-exist only in polar molecules where permanent dipoles exist
(remember polar molecules have an electronegativity of 0.5-1.9
Compounds have a higher boiling point over others because it takes more energy to break stronger intermolecular forces apart
3. Hydrogen Bond- strongest intermolecular force there is
- exists when hydrogen is directly bonded to nitrogen, oxygen, or fluoride (N,O,F)

Example: Order these compounds from low to high boiling point; H2O, C12H26,C2H6, C4H10, NaCl, C6H6,
2H6, C6H6, C4H10, C12H26, NaCl, H2O
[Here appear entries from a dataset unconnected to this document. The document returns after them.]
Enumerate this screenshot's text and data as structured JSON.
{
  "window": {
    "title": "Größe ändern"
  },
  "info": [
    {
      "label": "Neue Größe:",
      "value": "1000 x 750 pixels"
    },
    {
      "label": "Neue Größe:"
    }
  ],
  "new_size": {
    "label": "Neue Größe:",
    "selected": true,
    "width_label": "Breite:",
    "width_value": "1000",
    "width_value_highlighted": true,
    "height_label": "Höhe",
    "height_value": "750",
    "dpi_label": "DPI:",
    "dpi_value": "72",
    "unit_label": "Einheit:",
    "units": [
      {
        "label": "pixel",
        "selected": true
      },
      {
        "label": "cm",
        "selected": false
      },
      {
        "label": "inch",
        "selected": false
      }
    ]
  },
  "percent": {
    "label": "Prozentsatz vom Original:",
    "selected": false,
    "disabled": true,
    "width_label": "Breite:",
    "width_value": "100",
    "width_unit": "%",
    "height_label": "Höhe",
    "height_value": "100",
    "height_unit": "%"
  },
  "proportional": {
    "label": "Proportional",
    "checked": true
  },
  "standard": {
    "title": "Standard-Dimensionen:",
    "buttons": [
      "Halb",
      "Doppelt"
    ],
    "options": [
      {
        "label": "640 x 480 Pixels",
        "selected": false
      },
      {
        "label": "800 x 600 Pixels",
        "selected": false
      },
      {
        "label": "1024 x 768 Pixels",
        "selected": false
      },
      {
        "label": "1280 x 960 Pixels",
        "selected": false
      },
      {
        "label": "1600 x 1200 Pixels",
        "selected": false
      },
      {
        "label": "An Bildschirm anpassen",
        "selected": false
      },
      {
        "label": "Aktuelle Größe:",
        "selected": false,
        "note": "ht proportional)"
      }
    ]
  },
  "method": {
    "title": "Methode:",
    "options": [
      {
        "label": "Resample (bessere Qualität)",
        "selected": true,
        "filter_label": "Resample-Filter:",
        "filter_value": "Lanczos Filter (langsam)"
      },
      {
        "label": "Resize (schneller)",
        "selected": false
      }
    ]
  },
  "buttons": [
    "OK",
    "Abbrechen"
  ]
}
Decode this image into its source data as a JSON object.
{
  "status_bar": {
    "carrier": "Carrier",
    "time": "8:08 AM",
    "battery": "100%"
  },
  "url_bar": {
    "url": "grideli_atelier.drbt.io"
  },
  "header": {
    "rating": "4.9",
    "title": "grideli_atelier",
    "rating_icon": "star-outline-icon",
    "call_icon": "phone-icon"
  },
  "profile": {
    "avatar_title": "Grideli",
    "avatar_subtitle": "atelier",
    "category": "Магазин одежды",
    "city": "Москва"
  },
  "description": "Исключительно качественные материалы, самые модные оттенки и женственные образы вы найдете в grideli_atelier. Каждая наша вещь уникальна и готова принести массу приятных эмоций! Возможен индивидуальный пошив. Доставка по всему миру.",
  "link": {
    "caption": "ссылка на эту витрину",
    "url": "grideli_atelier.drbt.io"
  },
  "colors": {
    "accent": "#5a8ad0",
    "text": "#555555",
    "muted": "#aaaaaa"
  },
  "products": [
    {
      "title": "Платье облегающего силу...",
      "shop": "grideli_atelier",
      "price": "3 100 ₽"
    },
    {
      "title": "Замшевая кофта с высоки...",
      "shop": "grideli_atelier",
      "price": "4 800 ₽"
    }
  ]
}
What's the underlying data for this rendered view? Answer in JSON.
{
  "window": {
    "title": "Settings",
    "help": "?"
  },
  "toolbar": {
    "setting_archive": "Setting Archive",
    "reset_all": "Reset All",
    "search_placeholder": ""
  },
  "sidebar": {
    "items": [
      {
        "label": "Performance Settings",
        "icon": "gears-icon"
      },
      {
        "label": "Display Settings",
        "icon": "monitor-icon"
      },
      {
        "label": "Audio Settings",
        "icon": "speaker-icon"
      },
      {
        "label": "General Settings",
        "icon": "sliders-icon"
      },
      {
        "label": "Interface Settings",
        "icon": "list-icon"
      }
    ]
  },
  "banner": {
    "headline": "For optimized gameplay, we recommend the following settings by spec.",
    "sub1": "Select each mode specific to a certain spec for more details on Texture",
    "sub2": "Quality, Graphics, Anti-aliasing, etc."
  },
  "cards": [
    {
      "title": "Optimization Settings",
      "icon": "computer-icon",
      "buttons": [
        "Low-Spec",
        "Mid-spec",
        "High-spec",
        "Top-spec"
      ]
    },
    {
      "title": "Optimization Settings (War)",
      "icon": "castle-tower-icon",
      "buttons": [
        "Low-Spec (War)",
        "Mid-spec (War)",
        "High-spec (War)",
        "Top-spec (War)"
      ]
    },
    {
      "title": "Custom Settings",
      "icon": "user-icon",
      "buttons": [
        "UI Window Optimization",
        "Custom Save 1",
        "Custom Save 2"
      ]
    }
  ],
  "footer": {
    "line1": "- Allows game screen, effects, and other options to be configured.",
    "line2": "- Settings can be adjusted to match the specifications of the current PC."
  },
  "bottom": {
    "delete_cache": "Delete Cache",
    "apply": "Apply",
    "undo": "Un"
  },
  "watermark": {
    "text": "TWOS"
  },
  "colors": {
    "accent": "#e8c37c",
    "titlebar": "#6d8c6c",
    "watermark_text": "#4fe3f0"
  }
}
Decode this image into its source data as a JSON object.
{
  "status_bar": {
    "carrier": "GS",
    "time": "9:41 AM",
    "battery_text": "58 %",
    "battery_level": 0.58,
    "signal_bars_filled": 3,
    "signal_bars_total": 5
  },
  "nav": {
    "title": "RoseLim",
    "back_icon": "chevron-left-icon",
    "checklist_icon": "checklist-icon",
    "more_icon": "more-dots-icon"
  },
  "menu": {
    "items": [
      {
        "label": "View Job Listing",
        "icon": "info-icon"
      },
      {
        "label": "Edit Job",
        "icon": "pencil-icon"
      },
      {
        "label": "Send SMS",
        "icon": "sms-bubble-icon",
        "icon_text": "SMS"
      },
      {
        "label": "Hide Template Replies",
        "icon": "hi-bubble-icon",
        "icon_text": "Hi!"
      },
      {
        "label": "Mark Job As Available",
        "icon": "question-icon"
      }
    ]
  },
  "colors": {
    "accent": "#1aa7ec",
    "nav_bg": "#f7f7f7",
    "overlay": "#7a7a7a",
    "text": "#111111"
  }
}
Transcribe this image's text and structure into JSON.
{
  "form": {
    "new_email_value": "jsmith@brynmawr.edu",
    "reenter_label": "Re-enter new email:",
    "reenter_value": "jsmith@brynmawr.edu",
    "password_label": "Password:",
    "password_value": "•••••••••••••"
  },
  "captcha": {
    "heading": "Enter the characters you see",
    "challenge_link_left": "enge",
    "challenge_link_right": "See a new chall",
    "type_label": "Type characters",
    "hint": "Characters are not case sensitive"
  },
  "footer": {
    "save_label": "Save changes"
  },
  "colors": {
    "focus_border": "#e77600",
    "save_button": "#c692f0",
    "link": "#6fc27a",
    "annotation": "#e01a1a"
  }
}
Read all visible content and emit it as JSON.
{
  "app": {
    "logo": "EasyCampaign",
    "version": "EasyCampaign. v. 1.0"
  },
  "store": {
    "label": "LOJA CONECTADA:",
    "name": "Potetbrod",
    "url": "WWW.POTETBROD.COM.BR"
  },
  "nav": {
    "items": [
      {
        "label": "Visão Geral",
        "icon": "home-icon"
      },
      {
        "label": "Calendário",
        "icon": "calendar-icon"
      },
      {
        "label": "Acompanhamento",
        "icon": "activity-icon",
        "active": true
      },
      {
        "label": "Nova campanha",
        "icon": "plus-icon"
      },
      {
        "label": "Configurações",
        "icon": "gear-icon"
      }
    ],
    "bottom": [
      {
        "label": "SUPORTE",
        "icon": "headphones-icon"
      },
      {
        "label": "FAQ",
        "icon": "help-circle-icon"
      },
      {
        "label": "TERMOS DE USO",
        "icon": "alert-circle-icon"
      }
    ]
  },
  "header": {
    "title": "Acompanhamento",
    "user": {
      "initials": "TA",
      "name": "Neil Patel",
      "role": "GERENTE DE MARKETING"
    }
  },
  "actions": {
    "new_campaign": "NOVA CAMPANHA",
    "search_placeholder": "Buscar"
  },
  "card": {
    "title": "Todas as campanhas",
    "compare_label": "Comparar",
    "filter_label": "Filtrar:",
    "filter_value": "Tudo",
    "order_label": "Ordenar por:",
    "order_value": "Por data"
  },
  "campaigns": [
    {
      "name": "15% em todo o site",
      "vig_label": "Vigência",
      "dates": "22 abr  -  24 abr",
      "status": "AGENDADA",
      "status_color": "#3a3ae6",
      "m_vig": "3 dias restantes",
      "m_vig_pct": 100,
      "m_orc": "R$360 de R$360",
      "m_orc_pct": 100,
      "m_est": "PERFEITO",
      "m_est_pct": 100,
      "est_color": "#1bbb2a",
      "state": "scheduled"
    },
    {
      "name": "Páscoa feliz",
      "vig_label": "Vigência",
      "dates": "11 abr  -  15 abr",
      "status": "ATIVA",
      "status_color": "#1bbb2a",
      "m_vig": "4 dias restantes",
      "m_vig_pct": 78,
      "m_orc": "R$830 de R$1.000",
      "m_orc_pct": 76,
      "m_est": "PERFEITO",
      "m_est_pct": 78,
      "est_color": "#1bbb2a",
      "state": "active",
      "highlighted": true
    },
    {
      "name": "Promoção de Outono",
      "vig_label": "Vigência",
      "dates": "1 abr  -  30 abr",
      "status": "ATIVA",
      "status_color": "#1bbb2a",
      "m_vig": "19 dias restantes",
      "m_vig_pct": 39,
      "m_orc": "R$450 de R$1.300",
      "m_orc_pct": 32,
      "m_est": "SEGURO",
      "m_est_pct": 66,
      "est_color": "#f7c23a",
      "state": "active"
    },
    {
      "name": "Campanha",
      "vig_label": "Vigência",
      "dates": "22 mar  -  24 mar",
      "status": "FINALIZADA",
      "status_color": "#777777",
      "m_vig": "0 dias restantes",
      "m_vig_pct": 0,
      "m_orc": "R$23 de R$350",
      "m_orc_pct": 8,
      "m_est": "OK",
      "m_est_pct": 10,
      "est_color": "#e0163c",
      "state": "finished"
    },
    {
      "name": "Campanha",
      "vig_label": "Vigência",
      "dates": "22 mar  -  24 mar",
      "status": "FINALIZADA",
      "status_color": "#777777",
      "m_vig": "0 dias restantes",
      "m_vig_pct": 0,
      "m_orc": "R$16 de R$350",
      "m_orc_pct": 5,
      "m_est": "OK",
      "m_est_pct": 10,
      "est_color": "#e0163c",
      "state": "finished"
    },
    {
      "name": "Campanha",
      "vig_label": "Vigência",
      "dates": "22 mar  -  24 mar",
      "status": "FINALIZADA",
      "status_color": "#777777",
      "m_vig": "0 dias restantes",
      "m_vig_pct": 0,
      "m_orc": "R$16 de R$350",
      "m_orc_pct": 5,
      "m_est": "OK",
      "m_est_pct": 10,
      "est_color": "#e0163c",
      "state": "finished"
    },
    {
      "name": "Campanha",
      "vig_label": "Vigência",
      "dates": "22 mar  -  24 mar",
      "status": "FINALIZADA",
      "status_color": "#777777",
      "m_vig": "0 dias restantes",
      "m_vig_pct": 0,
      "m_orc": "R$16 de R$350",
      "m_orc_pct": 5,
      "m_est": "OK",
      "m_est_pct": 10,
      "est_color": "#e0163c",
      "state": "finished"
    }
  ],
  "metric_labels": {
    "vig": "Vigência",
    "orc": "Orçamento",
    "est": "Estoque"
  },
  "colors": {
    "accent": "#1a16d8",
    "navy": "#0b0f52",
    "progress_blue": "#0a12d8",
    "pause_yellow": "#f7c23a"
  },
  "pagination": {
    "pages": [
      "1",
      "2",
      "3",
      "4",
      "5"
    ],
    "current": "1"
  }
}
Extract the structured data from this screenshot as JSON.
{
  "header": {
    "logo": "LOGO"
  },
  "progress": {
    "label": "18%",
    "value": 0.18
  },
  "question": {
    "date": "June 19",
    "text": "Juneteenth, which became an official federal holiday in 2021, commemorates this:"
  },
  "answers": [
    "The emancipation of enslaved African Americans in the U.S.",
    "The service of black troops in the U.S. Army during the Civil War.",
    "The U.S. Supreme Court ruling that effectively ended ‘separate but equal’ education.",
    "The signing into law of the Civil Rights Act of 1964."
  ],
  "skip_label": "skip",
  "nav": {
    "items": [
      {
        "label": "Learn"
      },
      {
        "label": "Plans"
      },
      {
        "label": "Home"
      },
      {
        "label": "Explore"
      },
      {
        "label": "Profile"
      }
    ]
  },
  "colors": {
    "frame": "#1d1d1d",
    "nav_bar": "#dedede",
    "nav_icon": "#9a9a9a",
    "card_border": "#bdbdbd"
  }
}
Pressure: PRESSURE- a force = N(ewton)
area = m(eter)
vapor pressure- the pressure resulting from an evaporation liquid
volatile- a liquid exhibits a high vapor pressure
UNITS of PRESSURE: milimeters of mercury (mmHg) Pascal (Pa) kilo pascal (KPa) torr pounds per square inch (psi) and
atmosphere (atm)--> the pressure of the atmosphere at sea level
101.3 Kpa= 760 torr= 760 mmHg= 1 atm
Example: Convert 802.1 mmHg to Kpa
802.1mmHg 101.3 Kpa= 106.9 kpa
1. barometer- measuring atmospheric pressur
2. manometer- measuring gas pressure (make sure mmHg is the end unit)
- the more the Hg is to the right in the manometer the stronger the Gas (A) is compared to the atmospheric pressure (like the picture below)
- if the Gas has a greater pressure then the atmosphere then you add the difference (11 mmHg in the picture)
- if the Gas has a weaker pressure then the atmosphere then you subtract the difference
Example: If atmospheric pressure is 765 mmHg, what is the pressure of Gas A
765+11=776 mmHg make sure mmHg is always the unit being used in these equations
Photo_230.jpg Photo_232.jpg this manometer is part of the ex. above
Heating Curve- is a graph that shows the temperature and time of a substance as it changes states (every heating curve is different for every substance)
-horizontal lines indicate the substance is undergoing a change of state determined by the temperature which it does so (ex. H2O changes .....................from a solid to liquid at 0ºC so it would show a horizontal line at 0°C)
-should be in Celsius
-can determine heat at any moment on the chart by:
1. To determine the heat during a slope use Q=MC deltaT (heat equals mass times specific heat times change in temperature)
2. To determine the heat during a horizontal stretch use the heat of fusion and heat of vaporization with a stoichometry problem type set up
Heat of Fusion- energy required to melt 1 mol of a substance
-Hfus for water is 6.02 KJ/mol
Heat of Vaporization- heat required to vaporize 1 mol of a substance
-Hvap for water is 40.7 KJ/mol
Specific Heat for H2O:
ice- 2.06 J/g
water- 4.184 J/g
gas- 1.87 J/g
1. heat of the solid is rising
2. energy breaks crystals in ice
3. water temperature is rising
4. energy is warming the water; energy is breaks intermolecular forces holding water together to form gas
5. temperature of the gas is rising
Example of a Heating Curve problem: How much heat is required to go from -20 degrees celsius to 115 degrees celsius?
1. Q=50(2.06)20= 2060 J
3. Q=50(4.184)100= 20920 J
5. Q=(1.87)15= 1402.5 J
2. 50g (1 mol) (6.02 KJ)= 16.7 KJ times 1000= 16,700 J
18.92g 1 mol
4. 50g (1 mol) (40.7 KJ)= 112.9 KJ times 1000= 112,900 J
18.92g . 1 mol
Phase Diagram- shows the different phases of a substance when there is pressure on the substance
- different phase diagrams for different substances
Example Phase Diagram:

3- The straight sloping line three is on indicates changing- both gas and solid phases exist
1- The Tripe Point- all three phases can exist
2- The Critical Point- Maximum temperature that liquid water can exist, called super critical fluid
All of this information came from the creditable source of Modern Chemistry by Raymond E. Davis,and the pictures came from creditable examples from a high school chemistry course, thanks for reading!